"Hand in hand with the economic boom went growing disparity between the richest and poorest in Canada. At a time when governments could have invested in a long-term vision for children, they chose to cut taxes and supports for families," said Laurel Rothman, national co-ordinator of Campaign 2000, an umbrella group of organizations dedicated to the elimination of child poverty in Canada.
Hardest hit during the last half of the 1990s were social assistance rates that fell across Canada and Employment Insurance eligibility that now leaves two out of three unemployed workers without coverage.
"Families who are now vulnerable to poverty will be fall onto hard times without a cushion. Without an adequate support system, they are less able to recover and pull themselves out." Rothman said.
The organization has tracked child poverty rates since, 1992. It notes a new trend over the past two decades: where previously poverty rates tended to follow economic cycles, recently the numbers of poor jumped during each recession but failed to recede during times of prosperity.

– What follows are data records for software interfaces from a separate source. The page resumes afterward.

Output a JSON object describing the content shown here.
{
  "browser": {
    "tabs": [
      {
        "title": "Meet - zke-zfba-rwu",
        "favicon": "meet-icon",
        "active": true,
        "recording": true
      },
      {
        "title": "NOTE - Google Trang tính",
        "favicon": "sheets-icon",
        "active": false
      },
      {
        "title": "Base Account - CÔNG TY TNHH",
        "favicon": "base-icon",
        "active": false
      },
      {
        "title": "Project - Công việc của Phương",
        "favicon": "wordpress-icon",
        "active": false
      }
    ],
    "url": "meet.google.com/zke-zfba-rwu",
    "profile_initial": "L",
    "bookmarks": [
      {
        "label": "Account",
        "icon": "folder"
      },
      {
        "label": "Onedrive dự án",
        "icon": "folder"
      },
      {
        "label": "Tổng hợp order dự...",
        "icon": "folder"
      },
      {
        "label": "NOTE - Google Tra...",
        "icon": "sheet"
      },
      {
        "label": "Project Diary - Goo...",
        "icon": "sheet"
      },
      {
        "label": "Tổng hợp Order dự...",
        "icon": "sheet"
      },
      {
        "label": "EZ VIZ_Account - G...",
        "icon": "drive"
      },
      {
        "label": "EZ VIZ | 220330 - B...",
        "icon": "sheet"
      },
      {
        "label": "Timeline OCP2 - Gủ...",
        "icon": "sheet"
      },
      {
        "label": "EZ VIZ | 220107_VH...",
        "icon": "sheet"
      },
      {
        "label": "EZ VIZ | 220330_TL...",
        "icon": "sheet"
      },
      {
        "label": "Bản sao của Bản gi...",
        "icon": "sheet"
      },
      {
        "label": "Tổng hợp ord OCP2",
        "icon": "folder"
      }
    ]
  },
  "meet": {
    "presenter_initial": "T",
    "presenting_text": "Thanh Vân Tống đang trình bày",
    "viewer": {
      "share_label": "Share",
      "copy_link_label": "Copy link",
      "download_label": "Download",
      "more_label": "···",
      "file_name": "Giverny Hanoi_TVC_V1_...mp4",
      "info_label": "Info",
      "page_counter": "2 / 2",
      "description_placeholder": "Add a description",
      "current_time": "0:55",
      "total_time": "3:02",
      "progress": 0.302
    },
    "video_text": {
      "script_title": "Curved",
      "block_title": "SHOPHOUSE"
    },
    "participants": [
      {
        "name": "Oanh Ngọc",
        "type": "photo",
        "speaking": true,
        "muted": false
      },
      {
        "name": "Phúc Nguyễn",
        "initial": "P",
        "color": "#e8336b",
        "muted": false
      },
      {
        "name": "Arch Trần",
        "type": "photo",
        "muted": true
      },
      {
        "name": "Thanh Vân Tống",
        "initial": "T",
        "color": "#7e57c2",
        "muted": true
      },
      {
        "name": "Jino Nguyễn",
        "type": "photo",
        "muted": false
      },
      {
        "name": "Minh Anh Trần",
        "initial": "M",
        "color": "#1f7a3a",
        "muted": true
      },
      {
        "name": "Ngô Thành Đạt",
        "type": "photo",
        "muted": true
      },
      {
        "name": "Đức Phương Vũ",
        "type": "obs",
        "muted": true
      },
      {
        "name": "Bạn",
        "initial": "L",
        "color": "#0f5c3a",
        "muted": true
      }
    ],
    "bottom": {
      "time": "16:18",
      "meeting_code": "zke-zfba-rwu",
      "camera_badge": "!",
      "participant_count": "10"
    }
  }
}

Campaign 2000 released its full report at a media conference at the National Arts Centre in Ottawa against the backdrop of a photo essay on child poverty launched by PhotoSensitive, 24 photographers who have put faces to some of the 1.3-million children living in poverty. Kodak Canada will post the entire collection along with interviews on its website.